1 Occasional appearance of the Moon or Sun when partly obscured by large particles in the atmosphere, as in dust storms, or following forest fires or great volcanic explosions. When the Moon or Sun is viewed through dust or smoke trails it usually appears to be very white, but when the suspended particles are predominantly of one size it sometimes appears blue, at other times green or orange. The phenomenon is attributed to diffraction, although no full explanation seems to be known. The smaller the particles, the more the colour of the Sun or Moon tends to the blue end of the spectrum. The phenomenon is believed to be more common in China than elsewhere. (In the neighbourhood of the 1883 Krakatoa volcanic explosion the Sun was seen as an azure blue sphere.)

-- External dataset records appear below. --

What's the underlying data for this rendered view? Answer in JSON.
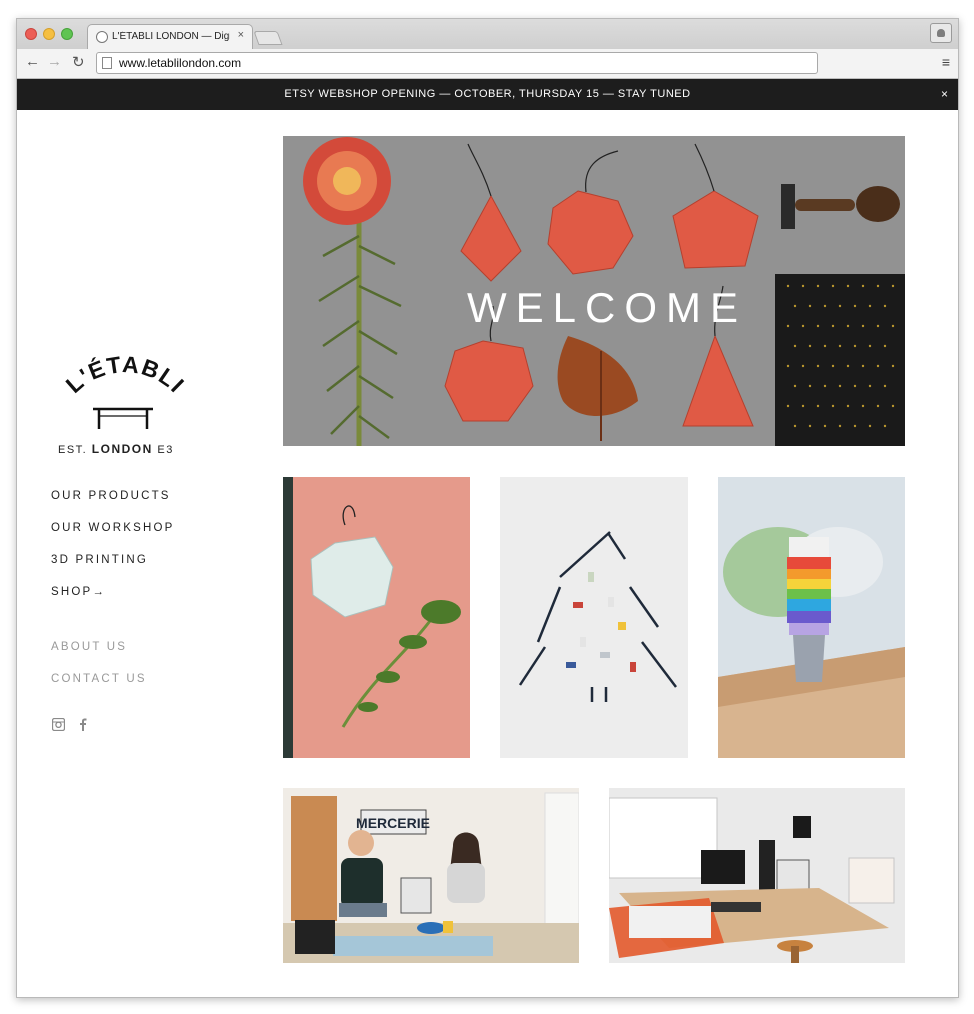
{
  "browser": {
    "tab_title": "L'ÉTABLI LONDON — Digital",
    "tab_close": "×",
    "url": "www.letablilondon.com",
    "menu_icon": "≡"
  },
  "banner": {
    "text": "ETSY WEBSHOP OPENING — OCTOBER, THURSDAY 15 — STAY TUNED",
    "close": "×"
  },
  "logo": {
    "arc_text": "L'ÉTABLI",
    "est": "EST.",
    "city": "LONDON",
    "postcode": "E3"
  },
  "nav": {
    "primary": [
      "OUR PRODUCTS",
      "OUR WORKSHOP",
      "3D PRINTING",
      "SHOP→"
    ],
    "secondary": [
      "ABOUT US",
      "CONTACT US"
    ],
    "social": [
      "instagram-icon",
      "facebook-icon"
    ]
  },
  "hero": {
    "title": "WELCOME"
  },
  "photos": {
    "mercerie_sign": "MERCERIE"
  },
  "colors": {
    "banner_bg": "#1d1d1d",
    "ornament": "#e05a45",
    "hero_bg": "#8f8f8f",
    "pink_bg": "#e59a8b"
  }
}
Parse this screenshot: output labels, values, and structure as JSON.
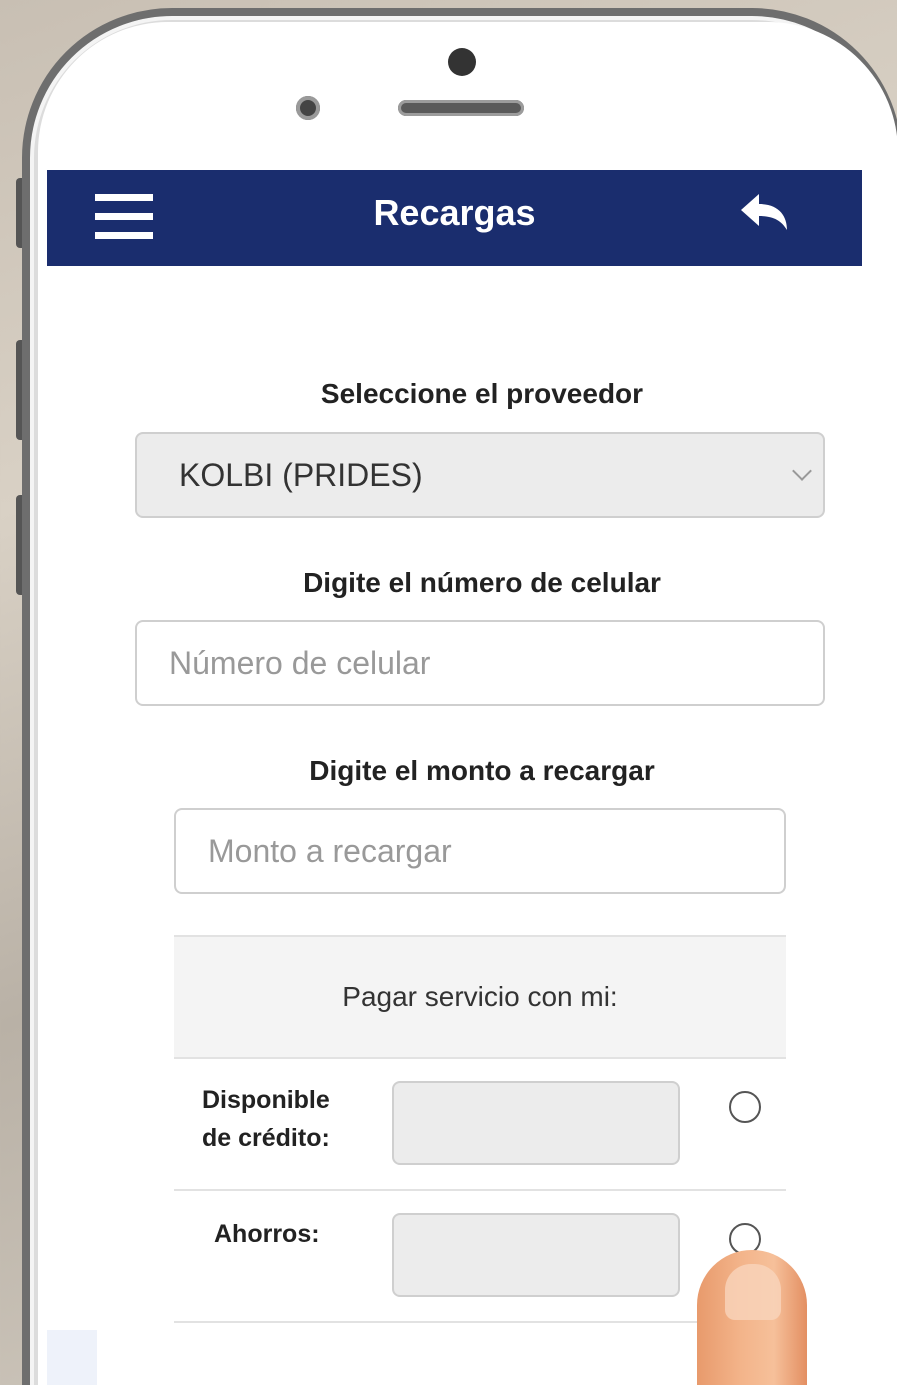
{
  "header": {
    "title": "Recargas",
    "menu_icon": "hamburger-menu-icon",
    "back_icon": "reply-arrow-icon",
    "bar_color": "#1a2d6e"
  },
  "form": {
    "provider_label": "Seleccione el proveedor",
    "provider_selected": "KOLBI (PRIDES)",
    "phone_label": "Digite el número de celular",
    "phone_placeholder": "Número de celular",
    "phone_value": "",
    "amount_label": "Digite el monto a recargar",
    "amount_placeholder": "Monto a recargar",
    "amount_value": ""
  },
  "payment": {
    "header": "Pagar servicio con mi:",
    "options": [
      {
        "label_line1": "Disponible",
        "label_line2": "de crédito:",
        "value": "",
        "selected": false
      },
      {
        "label_line1": "Ahorros:",
        "label_line2": "",
        "value": "",
        "selected": false
      }
    ]
  }
}
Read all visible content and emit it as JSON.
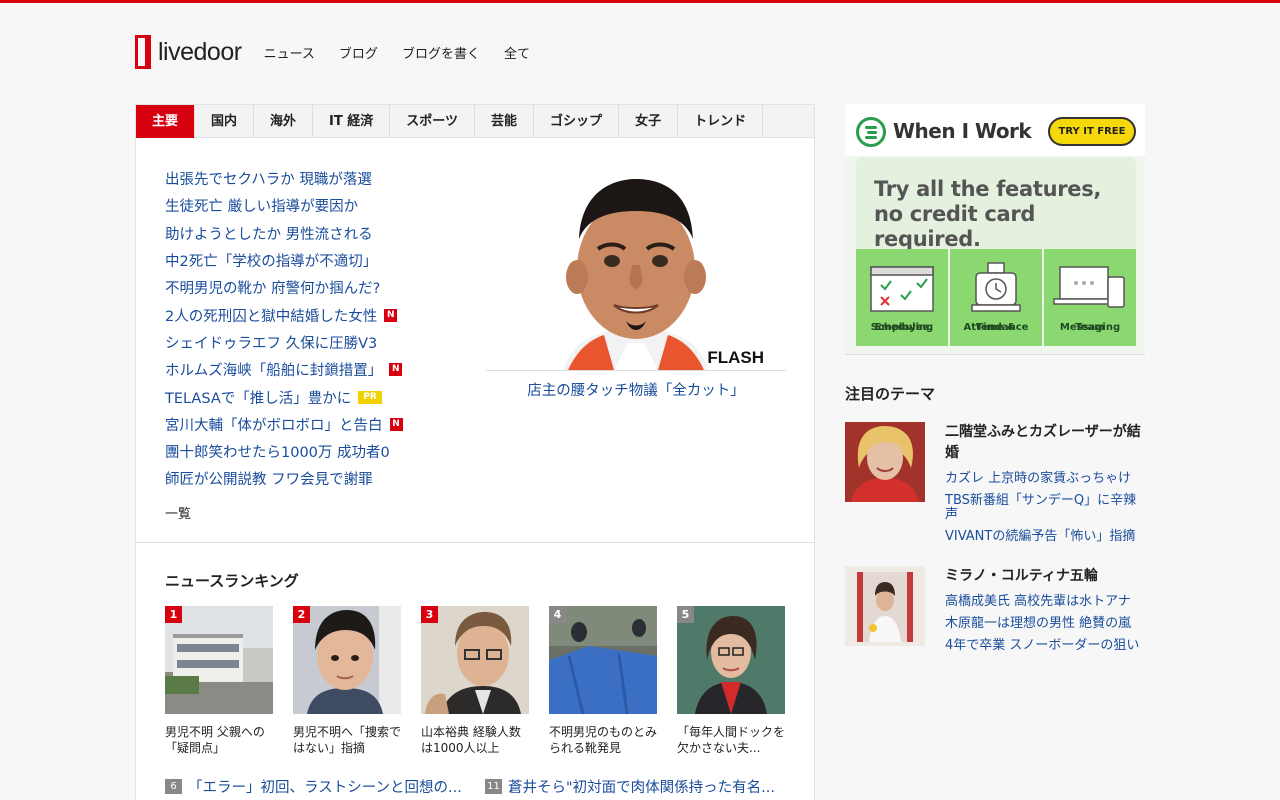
{
  "header": {
    "logo_text": "livedoor",
    "nav": [
      "ニュース",
      "ブログ",
      "ブログを書く",
      "全て"
    ]
  },
  "tabs": [
    "主要",
    "国内",
    "海外",
    "IT 経済",
    "スポーツ",
    "芸能",
    "ゴシップ",
    "女子",
    "トレンド"
  ],
  "topics": [
    {
      "text": "出張先でセクハラか 現職が落選",
      "badge": ""
    },
    {
      "text": "生徒死亡 厳しい指導が要因か",
      "badge": ""
    },
    {
      "text": "助けようとしたか 男性流される",
      "badge": ""
    },
    {
      "text": "中2死亡「学校の指導が不適切」",
      "badge": ""
    },
    {
      "text": "不明男児の靴か 府警何か掴んだ?",
      "badge": ""
    },
    {
      "text": "2人の死刑囚と獄中結婚した女性",
      "badge": "N"
    },
    {
      "text": "シェイドゥラエフ 久保に圧勝V3",
      "badge": ""
    },
    {
      "text": "ホルムズ海峡「船舶に封鎖措置」",
      "badge": "N"
    },
    {
      "text": "TELASAで「推し活」豊かに",
      "badge": "PR"
    },
    {
      "text": "宮川大輔「体がボロボロ」と告白",
      "badge": "N"
    },
    {
      "text": "團十郎笑わせたら1000万 成功者0",
      "badge": ""
    },
    {
      "text": "師匠が公開説教 フワ会見で謝罪",
      "badge": ""
    }
  ],
  "topics_more": "一覧",
  "feature": {
    "caption": "店主の腰タッチ物議「全カット」",
    "watermark": "FLASH"
  },
  "ranking": {
    "title": "ニュースランキング",
    "items": [
      {
        "num": "1",
        "text": "男児不明 父親への「疑問点」"
      },
      {
        "num": "2",
        "text": "男児不明へ「捜索ではない」指摘"
      },
      {
        "num": "3",
        "text": "山本裕典 経験人数は1000人以上"
      },
      {
        "num": "4",
        "text": "不明男児のものとみられる靴発見"
      },
      {
        "num": "5",
        "text": "「毎年人間ドックを欠かさない夫..."
      }
    ],
    "list": [
      {
        "num": "6",
        "text": "「エラー」初回、ラストシーンと回想の..."
      },
      {
        "num": "11",
        "text": "蒼井そら\"初対面で肉体関係持った有名..."
      }
    ]
  },
  "ad": {
    "brand": "When I Work",
    "cta": "TRY IT FREE",
    "headline_1": "Try all the features,",
    "headline_2": "no credit card required.",
    "tiles": [
      {
        "line1": "Employee",
        "line2": "Scheduling"
      },
      {
        "line1": "Time &",
        "line2": "Attendance"
      },
      {
        "line1": "Team",
        "line2": "Messaging"
      }
    ]
  },
  "themes": {
    "title": "注目のテーマ",
    "items": [
      {
        "title": "二階堂ふみとカズレーザーが結婚",
        "links": [
          "カズレ 上京時の家賃ぶっちゃけ",
          "TBS新番組「サンデーQ」に辛辣声",
          "VIVANTの続編予告「怖い」指摘"
        ]
      },
      {
        "title": "ミラノ・コルティナ五輪",
        "links": [
          "高橋成美氏 高校先輩は水トアナ",
          "木原龍一は理想の男性 絶賛の嵐",
          "4年で卒業 スノーボーダーの狙い"
        ]
      }
    ]
  },
  "colors": {
    "brand": "#d7000f",
    "link": "#1a4d9c"
  }
}
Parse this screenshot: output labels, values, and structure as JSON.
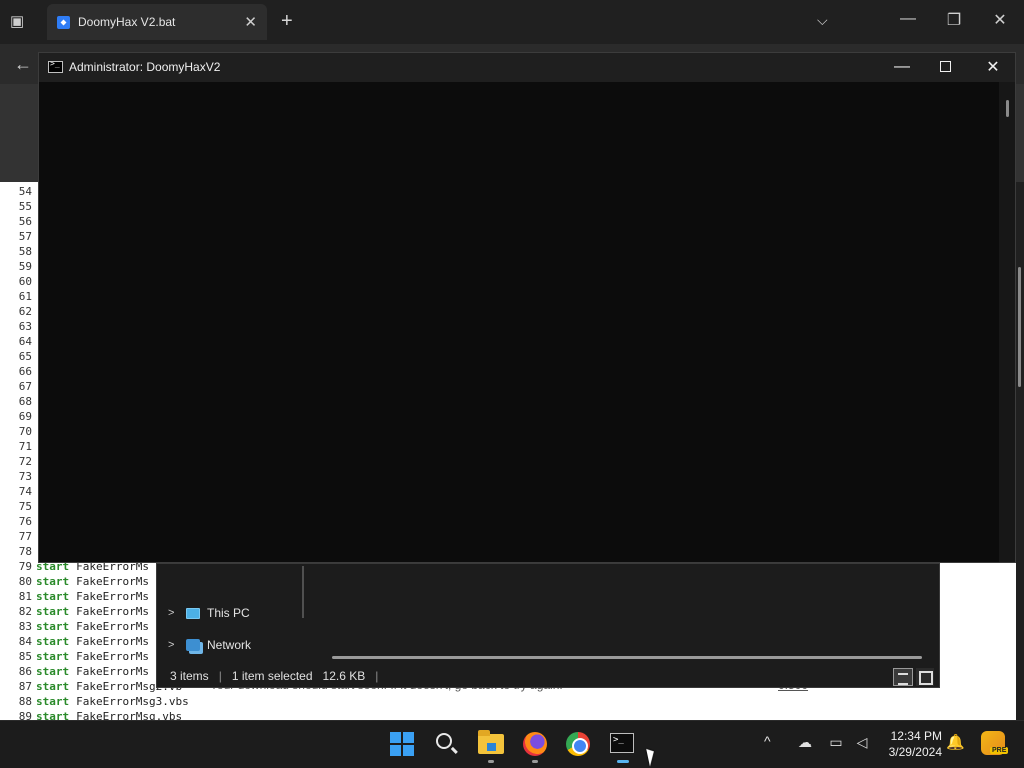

2 In 1946 ‘blue Moon’ was defined in the magazine SkyandTelescope as the third full Moon in a calendar season in which there are four.